It is an honorable history,— this of the free-produce movement in America, — and embraces leaders who would have shed lustre upon any reform. To those who were always taking an observation of their consciences, the doctrine embodied in the extract from Mr. Snelling’s address seemed simple, logical, irresistible. If an error, it was “upon the right side,” and those who sincerely held to it were neither to be reproached nor despised. Not one of them, however, — not Elias Hicks himself, as we have seen, — was ever consistent ; and if they flattered themselves that they could escape using the technical fruits of slave labor, they never could escape dependence on oppression in some form or other. They were sentimentalists trying to subtract themselves from mundane necessities; and the value of this part of their lives was not in the eschewing of certain fabrics and grains, but in the conspicuousness of their testimony against slavery, and its undoubtedly powerful influence in opening the understandings of others to the inhumanity of that barbarism. What is called the common-sense, as well as the indifference and convenience, of the generality of men was opposed to their plan of overcoming an evil so gigantic as slavery, as it was also opposed to the Quaker modes of suppressing frivolity and vanity in dress, and of correcting a false deference between men who were all equal in the sight of God. The Abolitionists proper, we repeat, although always stigmatized as impracticable, never mounted this hobby as if the battle-horse of victory. They did acknowledge the justice of John Woolman’s scruples against trading freely with oppressors, “without laboring to dissuade ” them from their crime ; and they claimed for themselves, almost in the name of the slaves, the right above all others to wear the product of their blood and travail. If it be said that the Abolitionists might have used this excuse in voting under a proslavery Constitution, instead of idly assailing it from without, it may be replied that there was no necessity for them to swear to support an instrument which they abhorred ; that they despaired, and, as events have proved, justly, of reconciling under the Constitution irrepressible antagonisms, and that they sought by a political divorce to clear the North of complicity with the villainy of the South. And, in order to be free from suspicion of ambitious motives, they had to withdraw themselves from all share in the government, to decline all offices, and to endure to be called fanatics, because they were content to be independent critics. It may be said that commonsense people left them aside to join the Republican party. War, having cut short a peaceful experiment, the common-sense of the Abolitionists cannot be tested by their success in proselyting ; but it is fully vindicated by the wrathful acknowledgment of the South, that they were aiming at the vitals of slavery, as aiming not from within, but through and over the Constitution and the Union.
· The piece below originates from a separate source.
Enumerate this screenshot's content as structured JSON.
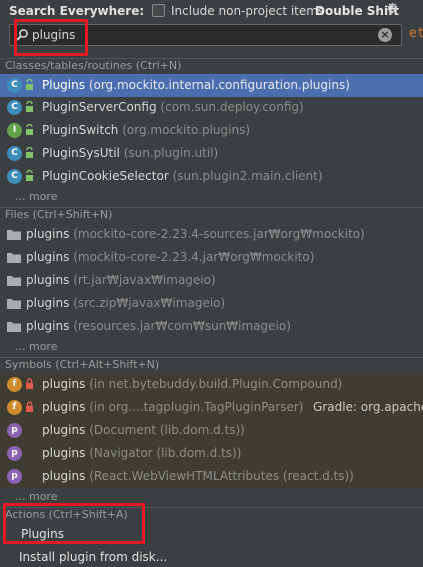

The attempt, thirty years ago, to educate the people into a greater regard for justice and human brotherhood than for the national charter, traditions, and unity, was bold, perhaps preposterous ; but it any one had undertaken then to prepare the North to resist the encroachments of slavery by force of arms ! ....

  1. John Woolman, born at Northampton, Burlington County, New Jersey; Isaac T. Hopper, born in Deptford Township, near Woodbury, Gloucester County, New Jersey ; and Benjamin Lundy, born at Handwich, Sussex County, New Jersey, — all, we may add, belonging to the last century in point of birth.
  2. * Was it about this time, or later, that in Northboro’, Massachusetts, three groceries consumed regularly per month a hogshead of rum each ?
  3. † “ By Anthony Benezet’s Caution [and Warning] to Great Britain and her Colonies relative to enslaved Negroes in the British Dominions, 1767.”